- _ASSIGNED TASK_
Go line by line through the data below and work out how many lines contain "Google"; the answer is that number alone.

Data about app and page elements
-------

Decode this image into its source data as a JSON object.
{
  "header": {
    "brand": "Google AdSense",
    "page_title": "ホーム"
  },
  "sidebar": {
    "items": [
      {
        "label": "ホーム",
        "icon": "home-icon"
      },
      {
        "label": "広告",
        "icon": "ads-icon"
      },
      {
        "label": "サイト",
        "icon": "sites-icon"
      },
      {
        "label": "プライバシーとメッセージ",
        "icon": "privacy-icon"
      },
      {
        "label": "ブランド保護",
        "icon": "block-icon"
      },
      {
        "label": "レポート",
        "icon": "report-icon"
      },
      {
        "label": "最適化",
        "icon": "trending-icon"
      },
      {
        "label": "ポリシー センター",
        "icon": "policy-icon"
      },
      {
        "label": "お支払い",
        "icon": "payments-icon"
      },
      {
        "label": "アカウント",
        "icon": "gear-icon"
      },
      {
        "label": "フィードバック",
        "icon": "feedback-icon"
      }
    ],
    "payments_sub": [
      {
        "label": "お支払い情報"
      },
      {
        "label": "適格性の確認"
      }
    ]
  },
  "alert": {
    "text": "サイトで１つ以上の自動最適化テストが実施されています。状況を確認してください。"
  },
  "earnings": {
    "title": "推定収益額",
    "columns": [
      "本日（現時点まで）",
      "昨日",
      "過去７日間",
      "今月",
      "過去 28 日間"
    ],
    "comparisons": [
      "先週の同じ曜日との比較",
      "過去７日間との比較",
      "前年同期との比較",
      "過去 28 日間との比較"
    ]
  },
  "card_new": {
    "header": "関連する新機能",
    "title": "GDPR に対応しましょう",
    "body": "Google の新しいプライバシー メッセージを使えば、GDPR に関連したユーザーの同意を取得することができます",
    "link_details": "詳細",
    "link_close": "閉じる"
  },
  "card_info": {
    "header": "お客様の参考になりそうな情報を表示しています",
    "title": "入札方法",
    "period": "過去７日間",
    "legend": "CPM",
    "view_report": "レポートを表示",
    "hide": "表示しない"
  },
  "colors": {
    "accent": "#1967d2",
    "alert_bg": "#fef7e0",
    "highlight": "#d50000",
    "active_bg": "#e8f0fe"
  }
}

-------

- _OUTPUT FOR THIS EXERCISE_
2